--- Extracted entries Enclosed Below ---

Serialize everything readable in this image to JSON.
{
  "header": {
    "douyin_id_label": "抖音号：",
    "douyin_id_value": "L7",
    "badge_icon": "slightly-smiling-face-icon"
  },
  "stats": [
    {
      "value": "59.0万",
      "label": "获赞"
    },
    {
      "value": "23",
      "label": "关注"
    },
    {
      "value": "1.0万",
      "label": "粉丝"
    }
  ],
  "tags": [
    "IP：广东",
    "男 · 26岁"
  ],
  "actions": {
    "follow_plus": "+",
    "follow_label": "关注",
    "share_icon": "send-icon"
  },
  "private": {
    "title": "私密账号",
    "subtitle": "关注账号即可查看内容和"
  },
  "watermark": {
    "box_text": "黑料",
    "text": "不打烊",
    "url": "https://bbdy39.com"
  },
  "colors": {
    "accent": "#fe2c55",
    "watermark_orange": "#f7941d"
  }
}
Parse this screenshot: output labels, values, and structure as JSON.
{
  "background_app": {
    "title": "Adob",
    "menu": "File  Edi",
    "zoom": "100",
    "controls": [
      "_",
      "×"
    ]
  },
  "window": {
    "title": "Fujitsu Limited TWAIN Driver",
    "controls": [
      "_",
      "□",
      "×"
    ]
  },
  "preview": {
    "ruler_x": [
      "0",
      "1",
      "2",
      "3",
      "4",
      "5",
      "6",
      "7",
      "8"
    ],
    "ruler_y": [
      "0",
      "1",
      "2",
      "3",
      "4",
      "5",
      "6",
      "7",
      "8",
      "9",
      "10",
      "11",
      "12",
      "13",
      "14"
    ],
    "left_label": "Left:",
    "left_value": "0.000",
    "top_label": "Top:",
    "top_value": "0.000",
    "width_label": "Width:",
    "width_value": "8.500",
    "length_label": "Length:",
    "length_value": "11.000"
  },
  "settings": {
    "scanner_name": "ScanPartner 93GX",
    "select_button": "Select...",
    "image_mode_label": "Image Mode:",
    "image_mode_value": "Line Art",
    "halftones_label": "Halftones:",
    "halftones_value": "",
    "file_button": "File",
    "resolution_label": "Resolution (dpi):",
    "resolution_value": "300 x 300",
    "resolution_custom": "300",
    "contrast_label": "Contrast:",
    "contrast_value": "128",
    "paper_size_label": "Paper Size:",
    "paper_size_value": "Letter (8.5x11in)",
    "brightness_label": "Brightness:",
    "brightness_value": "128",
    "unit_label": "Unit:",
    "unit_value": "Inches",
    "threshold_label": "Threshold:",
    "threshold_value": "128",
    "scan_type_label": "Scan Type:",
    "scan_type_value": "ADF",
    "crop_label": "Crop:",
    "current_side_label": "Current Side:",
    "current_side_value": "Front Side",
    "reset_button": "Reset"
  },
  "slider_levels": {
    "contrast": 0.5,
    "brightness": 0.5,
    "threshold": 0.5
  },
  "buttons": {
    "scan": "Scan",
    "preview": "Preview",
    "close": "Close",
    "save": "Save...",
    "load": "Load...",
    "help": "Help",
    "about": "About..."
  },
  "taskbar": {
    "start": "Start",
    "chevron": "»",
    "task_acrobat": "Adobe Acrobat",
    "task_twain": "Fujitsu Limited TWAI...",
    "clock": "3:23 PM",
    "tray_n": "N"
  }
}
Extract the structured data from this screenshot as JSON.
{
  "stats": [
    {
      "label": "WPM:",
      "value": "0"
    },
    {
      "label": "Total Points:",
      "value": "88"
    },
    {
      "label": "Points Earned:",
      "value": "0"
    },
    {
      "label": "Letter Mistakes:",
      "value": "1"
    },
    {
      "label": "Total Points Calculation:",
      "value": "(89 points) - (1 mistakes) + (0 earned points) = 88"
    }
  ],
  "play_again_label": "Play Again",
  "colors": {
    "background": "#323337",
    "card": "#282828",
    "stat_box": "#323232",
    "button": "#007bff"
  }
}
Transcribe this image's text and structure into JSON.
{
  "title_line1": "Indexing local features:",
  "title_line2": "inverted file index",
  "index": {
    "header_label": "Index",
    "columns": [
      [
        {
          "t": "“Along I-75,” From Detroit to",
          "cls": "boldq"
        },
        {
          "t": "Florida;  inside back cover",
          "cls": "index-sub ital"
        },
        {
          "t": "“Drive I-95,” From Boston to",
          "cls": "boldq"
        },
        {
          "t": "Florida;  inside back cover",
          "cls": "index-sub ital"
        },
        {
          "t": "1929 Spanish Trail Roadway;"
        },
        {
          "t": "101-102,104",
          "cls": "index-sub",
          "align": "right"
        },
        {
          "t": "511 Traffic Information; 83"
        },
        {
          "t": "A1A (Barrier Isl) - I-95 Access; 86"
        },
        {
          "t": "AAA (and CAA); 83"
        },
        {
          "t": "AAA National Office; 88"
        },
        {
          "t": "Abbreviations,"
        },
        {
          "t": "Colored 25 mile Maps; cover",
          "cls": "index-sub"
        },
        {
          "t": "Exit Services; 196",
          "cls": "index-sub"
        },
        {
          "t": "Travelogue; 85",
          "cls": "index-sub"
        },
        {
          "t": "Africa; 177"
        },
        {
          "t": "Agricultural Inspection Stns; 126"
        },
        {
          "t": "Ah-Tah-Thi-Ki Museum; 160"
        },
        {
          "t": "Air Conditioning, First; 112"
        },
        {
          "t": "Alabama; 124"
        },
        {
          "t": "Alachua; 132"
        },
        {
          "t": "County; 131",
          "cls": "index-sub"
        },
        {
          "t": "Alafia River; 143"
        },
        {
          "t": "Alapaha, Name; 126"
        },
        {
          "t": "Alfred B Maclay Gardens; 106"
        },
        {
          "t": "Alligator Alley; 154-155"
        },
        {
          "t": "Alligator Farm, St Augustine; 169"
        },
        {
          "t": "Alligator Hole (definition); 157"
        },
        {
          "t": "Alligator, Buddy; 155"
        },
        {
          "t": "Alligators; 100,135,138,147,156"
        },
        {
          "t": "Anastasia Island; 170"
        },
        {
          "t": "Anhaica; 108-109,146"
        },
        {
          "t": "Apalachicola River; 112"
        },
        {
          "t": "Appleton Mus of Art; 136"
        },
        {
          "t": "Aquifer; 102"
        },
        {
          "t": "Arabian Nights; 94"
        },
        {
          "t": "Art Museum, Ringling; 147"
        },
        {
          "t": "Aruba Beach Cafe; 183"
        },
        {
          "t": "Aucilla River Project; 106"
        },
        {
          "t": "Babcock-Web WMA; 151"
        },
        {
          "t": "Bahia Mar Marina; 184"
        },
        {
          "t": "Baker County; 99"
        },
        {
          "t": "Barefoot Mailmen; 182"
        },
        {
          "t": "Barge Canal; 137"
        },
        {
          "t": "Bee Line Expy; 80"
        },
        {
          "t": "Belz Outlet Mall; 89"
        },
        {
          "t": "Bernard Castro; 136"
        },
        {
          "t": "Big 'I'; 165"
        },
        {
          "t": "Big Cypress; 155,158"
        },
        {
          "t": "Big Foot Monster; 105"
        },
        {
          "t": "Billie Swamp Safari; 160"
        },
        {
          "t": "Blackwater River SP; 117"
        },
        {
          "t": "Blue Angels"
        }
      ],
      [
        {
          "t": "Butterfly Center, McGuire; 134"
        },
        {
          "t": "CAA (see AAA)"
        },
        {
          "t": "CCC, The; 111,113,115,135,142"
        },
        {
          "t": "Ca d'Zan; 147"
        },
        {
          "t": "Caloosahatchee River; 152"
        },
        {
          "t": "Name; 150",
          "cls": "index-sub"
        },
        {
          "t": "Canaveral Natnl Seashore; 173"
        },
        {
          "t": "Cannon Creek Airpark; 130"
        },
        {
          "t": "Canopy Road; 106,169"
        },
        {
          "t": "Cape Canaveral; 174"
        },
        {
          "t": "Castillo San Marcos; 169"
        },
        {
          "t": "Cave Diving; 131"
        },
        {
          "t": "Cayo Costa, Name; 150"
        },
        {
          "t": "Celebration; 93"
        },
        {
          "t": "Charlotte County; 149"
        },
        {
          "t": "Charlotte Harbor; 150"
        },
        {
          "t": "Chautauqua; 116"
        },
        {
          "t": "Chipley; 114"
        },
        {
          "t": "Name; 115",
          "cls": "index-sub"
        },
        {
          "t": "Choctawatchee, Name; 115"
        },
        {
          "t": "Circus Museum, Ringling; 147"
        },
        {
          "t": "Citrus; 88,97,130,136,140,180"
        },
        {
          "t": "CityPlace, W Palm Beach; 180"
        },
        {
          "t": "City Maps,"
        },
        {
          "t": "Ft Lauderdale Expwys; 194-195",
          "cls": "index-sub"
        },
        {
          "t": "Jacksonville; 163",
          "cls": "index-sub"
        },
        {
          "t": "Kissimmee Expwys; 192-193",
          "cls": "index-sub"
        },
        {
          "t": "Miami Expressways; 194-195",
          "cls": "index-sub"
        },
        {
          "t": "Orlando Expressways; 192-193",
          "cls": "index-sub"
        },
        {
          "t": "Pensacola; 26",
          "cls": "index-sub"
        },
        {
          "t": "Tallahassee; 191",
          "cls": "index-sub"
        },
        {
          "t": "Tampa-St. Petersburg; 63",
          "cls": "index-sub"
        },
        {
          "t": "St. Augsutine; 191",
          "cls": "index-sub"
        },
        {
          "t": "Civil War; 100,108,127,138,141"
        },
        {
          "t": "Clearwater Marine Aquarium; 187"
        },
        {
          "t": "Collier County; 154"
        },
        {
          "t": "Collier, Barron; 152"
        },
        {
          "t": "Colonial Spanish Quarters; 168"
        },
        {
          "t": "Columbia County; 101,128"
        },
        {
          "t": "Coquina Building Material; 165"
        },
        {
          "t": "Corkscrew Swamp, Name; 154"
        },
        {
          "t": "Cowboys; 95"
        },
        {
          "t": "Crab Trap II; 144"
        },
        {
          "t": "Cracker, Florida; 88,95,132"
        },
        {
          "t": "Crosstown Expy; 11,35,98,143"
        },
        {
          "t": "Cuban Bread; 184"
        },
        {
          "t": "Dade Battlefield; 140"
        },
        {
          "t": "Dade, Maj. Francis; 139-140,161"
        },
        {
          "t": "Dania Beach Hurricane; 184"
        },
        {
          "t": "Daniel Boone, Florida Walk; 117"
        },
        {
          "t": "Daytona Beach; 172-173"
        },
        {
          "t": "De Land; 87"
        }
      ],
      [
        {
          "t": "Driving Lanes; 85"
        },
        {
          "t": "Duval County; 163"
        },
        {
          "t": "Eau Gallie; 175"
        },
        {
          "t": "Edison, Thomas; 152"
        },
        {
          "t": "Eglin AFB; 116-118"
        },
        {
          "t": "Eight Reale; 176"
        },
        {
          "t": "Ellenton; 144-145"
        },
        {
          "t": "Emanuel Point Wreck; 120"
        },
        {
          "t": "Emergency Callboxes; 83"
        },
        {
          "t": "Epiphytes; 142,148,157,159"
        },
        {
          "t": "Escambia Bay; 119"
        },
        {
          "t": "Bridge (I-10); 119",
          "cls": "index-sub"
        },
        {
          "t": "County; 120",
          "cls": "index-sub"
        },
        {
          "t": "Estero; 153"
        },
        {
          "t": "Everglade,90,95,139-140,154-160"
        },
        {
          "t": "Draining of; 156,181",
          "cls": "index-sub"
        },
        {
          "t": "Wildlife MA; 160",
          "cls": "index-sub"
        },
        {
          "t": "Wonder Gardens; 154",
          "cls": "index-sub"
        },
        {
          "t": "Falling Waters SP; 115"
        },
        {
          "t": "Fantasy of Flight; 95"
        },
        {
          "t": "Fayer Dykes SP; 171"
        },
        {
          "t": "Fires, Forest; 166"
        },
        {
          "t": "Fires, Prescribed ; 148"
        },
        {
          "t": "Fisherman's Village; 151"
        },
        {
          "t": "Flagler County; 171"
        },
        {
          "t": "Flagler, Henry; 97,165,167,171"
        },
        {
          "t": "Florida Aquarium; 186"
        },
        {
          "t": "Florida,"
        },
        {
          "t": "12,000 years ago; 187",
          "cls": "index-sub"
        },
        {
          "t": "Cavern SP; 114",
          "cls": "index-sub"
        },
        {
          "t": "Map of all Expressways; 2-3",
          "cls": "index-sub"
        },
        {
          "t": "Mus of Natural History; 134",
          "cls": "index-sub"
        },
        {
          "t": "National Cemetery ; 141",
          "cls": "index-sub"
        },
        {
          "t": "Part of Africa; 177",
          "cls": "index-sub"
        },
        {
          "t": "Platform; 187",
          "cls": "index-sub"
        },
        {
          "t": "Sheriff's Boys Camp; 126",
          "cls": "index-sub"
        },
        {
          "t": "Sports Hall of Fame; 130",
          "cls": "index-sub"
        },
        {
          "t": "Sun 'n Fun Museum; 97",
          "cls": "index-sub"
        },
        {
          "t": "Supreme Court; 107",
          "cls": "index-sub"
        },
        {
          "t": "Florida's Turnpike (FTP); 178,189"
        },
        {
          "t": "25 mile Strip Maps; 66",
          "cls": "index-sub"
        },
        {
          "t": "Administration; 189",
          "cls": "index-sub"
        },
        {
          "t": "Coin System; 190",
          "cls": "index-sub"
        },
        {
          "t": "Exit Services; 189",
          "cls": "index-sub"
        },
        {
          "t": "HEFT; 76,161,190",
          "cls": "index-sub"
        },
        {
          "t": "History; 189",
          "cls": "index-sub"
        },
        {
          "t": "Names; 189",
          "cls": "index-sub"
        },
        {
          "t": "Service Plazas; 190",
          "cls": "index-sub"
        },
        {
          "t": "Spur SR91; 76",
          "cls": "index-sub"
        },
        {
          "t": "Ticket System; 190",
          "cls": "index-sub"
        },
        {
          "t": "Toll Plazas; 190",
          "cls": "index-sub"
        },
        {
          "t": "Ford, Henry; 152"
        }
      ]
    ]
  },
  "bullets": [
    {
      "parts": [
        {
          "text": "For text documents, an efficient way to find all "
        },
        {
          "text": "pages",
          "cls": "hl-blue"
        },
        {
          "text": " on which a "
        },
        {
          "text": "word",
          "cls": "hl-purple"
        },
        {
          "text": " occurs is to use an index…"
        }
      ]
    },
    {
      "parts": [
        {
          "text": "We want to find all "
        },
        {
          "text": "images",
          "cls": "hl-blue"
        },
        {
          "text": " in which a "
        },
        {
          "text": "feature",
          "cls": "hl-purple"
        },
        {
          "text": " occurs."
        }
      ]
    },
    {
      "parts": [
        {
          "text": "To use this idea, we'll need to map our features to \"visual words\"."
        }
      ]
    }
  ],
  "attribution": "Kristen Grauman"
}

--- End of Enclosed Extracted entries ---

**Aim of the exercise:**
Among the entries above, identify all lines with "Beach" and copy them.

**Task solution:**
          "t": "Aruba Beach Cafe; 183"
          "t": "CityPlace, W Palm Beach; 180"
          "t": "Dania Beach Hurricane; 184"
          "t": "Daytona Beach; 172-173"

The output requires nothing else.